WORK ITEM: Please reproduce the entries that follow without a single difference.

DATA RECORDS:
____________

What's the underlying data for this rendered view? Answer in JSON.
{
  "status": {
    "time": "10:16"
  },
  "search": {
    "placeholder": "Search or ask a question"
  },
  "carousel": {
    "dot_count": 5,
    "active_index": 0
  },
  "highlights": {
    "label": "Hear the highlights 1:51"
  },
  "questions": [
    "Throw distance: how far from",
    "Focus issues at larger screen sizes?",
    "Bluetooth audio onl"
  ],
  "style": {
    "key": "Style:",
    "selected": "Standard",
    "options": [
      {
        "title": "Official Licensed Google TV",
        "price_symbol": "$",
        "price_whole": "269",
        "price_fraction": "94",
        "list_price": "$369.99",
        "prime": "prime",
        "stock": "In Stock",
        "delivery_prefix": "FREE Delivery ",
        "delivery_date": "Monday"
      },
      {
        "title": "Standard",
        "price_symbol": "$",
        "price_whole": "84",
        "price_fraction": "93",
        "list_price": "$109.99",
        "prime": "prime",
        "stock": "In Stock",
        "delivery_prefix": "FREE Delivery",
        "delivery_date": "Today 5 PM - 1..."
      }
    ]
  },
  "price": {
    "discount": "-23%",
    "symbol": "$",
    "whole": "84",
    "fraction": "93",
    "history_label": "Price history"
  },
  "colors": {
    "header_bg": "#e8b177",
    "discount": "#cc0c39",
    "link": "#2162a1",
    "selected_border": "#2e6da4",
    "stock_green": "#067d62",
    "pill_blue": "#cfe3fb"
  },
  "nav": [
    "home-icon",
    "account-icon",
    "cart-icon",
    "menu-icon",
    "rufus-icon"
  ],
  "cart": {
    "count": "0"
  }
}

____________

TASK RESPONSE:
What's the underlying data for this rendered view? Answer in JSON.
{
  "status": {
    "time": "10:16"
  },
  "search": {
    "placeholder": "Search or ask a question"
  },
  "carousel": {
    "dot_count": 5,
    "active_index": 0
  },
  "highlights": {
    "label": "Hear the highlights 1:51"
  },
  "questions": [
    "Throw distance: how far from",
    "Focus issues at larger screen sizes?",
    "Bluetooth audio onl"
  ],
  "style": {
    "key": "Style:",
    "selected": "Standard",
    "options": [
      {
        "title": "Official Licensed Google TV",
        "price_symbol": "$",
        "price_whole": "269",
        "price_fraction": "94",
        "list_price": "$369.99",
        "prime": "prime",
        "stock": "In Stock",
        "delivery_prefix": "FREE Delivery ",
        "delivery_date": "Monday"
      },
      {
        "title": "Standard",
        "price_symbol": "$",
        "price_whole": "84",
        "price_fraction": "93",
        "list_price": "$109.99",
        "prime": "prime",
        "stock": "In Stock",
        "delivery_prefix": "FREE Delivery",
        "delivery_date": "Today 5 PM - 1..."
      }
    ]
  },
  "price": {
    "discount": "-23%",
    "symbol": "$",
    "whole": "84",
    "fraction": "93",
    "history_label": "Price history"
  },
  "colors": {
    "header_bg": "#e8b177",
    "discount": "#cc0c39",
    "link": "#2162a1",
    "selected_border": "#2e6da4",
    "stock_green": "#067d62",
    "pill_blue": "#cfe3fb"
  },
  "nav": [
    "home-icon",
    "account-icon",
    "cart-icon",
    "menu-icon",
    "rufus-icon"
  ],
  "cart": {
    "count": "0"
  }
}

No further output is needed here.